Baptist Women in Ministry (BWIM), founded in 1983 "to be change-agents… to empower women to hear God’s call and to have the courage to respond… to bless the ministries of all women… to encourage churches to enter into dialogue and to listen for the discerning voice of God who calls both men and women," serves as a regional, southern barometer for Baptist women in ministry. (Many American Baptist congregations have long accepted women in ministry.)
Earlier this year, BWIM hired Pamela Durso as its first full-time director in six years. BWIM is in better financial and organizational shape than ever, at a time when the numbers of Baptist women in ministry in the South are steadily growing, with the exception of Texas. Whereas Texas Baptists in the past have stood at the forefront of some Baptist trends - including early resistance to fundamentalism in the 1980s and 1990s - prophetic voices in Texas Baptist life in recent years have been increasingly muted by ascendant fundamentalists and internal controversies within the BGCT. Church historian Rosalie Beck suggests that full support of women in ministry has been historically sacrificed in order to broker peace among Texas Baptists, who as a whole lean more to the right than left (moderate Texas Baptists tend to be more conservative than moderate Baptists in other states).

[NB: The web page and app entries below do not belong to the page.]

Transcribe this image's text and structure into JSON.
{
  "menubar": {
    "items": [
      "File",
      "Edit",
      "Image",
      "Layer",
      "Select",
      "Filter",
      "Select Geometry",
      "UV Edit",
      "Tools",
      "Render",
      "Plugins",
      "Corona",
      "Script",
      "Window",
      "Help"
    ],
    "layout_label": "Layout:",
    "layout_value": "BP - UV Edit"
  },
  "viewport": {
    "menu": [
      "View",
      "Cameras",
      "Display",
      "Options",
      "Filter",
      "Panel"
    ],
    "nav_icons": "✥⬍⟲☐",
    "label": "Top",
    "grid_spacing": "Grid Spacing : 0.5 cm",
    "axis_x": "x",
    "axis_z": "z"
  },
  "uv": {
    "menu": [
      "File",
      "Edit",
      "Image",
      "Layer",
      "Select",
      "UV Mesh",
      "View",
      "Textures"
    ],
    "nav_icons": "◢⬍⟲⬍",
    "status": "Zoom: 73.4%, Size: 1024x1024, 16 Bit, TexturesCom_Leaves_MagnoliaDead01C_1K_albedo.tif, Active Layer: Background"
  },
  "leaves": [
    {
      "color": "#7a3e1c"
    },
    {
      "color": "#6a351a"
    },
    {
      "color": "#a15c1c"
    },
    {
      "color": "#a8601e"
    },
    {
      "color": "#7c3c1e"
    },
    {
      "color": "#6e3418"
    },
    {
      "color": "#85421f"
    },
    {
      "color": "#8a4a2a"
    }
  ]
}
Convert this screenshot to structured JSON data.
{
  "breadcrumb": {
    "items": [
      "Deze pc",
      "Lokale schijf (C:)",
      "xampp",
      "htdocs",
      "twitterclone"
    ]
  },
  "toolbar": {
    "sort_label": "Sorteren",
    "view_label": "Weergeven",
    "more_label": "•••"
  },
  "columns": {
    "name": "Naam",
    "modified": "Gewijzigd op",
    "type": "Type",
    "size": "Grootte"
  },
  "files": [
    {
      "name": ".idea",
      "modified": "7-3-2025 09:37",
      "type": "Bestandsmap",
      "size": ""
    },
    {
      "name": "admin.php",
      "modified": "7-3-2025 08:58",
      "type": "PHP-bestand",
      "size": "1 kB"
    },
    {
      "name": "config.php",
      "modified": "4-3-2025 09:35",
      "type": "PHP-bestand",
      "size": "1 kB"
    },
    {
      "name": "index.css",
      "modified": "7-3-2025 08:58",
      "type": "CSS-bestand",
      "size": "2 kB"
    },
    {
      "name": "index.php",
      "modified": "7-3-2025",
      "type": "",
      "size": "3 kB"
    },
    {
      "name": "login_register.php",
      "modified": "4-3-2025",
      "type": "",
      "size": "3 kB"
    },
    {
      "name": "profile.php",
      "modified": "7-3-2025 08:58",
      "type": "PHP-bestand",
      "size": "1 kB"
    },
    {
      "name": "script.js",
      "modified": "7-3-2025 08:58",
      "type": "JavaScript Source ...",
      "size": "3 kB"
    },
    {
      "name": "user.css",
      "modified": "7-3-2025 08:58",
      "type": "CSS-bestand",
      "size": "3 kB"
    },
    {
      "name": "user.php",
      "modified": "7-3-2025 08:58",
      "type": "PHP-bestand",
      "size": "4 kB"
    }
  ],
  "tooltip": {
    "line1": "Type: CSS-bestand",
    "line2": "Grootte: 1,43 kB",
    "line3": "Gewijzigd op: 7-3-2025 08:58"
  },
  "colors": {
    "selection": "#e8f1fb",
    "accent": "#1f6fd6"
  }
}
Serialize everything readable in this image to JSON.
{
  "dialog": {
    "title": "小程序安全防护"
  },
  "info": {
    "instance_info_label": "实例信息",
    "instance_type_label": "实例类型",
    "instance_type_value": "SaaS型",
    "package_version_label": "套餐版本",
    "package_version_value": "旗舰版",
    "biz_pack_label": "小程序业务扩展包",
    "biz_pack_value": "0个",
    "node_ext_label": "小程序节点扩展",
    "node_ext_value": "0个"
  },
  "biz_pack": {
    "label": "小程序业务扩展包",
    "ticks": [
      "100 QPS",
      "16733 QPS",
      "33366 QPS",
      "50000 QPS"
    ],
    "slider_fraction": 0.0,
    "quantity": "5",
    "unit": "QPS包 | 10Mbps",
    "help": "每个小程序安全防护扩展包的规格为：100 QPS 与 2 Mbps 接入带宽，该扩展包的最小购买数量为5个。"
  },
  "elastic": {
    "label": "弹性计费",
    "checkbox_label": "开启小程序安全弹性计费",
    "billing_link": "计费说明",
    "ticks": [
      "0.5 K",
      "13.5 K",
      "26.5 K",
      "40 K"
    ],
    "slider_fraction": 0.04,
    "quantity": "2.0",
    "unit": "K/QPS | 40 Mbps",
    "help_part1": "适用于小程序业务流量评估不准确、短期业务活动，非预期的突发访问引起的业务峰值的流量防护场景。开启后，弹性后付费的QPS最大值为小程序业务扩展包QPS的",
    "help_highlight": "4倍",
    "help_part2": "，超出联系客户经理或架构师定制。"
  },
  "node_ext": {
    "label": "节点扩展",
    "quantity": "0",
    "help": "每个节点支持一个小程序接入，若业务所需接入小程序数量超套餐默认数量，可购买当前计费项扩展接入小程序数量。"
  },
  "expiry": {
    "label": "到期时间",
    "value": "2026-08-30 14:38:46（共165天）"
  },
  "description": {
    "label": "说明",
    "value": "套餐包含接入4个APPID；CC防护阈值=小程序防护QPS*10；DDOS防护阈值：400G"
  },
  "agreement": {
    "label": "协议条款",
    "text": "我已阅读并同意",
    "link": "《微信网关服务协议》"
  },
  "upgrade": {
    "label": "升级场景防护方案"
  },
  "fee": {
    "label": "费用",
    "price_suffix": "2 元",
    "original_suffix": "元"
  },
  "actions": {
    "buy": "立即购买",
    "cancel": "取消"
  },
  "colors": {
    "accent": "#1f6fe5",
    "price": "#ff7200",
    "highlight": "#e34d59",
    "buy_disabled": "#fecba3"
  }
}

At this point in the modern saga of Baptists in the South, it is quite apparent that even moderate Baptist statewide organizations (whether traditional conventions or more recently-formed state CBF organizations), grappling with a wide diversity of views among the local congregations from whence their support comes, are not in a position to fully exercise the freedom of conscience that is the historical hallmark of Baptists. While an inherent conservative bias in Texas Baptist life disallows full support of women in ministry, emotional attachments to SBC mission agencies on the part of many older members of openly moderate congregations prevent many churches in the southeastern states from aligning solely with CBF. In addition, the modern Baptist confusion over the historical Baptist positions of full religious liberty and separation of church and state poses an ongoing challenge. In short, traditional and moderate state Baptist organizations are often pushed or pulled down a path of political and/or pragmatic reality that results in incremental changes, or in some cases little change at all.
The sometimes-slow change taking place at the state level means that specific advocacy-focused moderate, independent Baptist organizations, such as Baptist Women in Ministry, are vital to the shaping of contemporary Baptist thought and life.